▶ _Exercise details_
If a line in the data below includes the string "eleme", please return a copy of it.

▶ _Data provided_
Content starts
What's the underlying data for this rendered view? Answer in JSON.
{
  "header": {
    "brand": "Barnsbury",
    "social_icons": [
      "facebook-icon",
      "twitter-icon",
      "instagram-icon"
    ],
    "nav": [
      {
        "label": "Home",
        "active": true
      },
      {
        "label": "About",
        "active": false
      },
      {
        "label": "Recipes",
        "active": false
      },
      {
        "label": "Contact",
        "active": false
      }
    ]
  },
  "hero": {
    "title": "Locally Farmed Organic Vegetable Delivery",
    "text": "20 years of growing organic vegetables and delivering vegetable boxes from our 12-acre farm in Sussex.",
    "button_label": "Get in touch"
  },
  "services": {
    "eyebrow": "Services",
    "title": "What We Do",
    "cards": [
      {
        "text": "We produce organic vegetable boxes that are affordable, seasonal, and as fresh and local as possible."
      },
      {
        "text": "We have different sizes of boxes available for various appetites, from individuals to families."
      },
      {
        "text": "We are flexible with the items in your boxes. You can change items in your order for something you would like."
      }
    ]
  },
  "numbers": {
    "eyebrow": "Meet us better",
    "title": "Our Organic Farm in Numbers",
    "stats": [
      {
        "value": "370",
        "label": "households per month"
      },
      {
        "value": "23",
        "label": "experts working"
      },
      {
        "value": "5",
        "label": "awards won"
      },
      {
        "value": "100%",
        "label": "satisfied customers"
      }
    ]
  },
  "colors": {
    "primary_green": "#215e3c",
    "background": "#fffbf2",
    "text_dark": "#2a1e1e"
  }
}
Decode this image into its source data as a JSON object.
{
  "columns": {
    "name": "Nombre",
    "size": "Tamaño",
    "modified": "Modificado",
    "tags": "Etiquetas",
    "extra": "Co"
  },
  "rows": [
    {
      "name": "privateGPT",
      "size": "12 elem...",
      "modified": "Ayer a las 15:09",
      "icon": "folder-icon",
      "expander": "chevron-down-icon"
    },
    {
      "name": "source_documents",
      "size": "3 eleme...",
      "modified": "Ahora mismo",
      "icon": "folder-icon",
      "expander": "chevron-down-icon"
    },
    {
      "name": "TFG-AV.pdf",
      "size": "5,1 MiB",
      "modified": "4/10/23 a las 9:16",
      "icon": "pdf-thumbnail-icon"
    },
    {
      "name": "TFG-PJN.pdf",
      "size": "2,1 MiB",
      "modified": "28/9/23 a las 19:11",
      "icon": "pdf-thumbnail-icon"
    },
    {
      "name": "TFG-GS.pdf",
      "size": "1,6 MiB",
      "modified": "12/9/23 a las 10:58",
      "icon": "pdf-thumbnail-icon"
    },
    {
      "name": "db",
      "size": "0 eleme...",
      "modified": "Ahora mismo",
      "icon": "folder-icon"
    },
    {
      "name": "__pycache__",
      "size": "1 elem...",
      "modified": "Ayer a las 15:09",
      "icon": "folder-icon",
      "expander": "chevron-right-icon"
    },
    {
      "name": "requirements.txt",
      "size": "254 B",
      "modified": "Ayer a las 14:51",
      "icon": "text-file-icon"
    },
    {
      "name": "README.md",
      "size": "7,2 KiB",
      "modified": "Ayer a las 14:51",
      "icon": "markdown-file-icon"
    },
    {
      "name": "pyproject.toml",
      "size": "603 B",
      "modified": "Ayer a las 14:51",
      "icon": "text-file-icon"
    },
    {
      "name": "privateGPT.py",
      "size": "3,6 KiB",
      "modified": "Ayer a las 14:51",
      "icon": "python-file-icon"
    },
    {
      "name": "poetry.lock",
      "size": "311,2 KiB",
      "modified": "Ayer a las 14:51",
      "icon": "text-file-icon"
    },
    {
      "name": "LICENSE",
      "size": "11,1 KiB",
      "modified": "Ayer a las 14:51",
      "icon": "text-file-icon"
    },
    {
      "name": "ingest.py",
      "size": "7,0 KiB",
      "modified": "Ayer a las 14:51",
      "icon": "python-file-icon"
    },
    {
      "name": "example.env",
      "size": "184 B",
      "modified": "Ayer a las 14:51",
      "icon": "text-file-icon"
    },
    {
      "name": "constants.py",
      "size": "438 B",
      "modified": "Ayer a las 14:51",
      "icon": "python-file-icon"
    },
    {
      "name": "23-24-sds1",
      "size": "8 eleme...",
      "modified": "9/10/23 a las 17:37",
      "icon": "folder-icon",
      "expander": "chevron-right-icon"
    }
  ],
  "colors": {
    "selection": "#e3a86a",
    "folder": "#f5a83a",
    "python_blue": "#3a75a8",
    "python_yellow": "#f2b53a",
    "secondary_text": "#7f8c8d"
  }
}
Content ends
▶ _Task result_
      "size": "3 eleme...",
      "size": "0 eleme...",
      "size": "8 eleme...",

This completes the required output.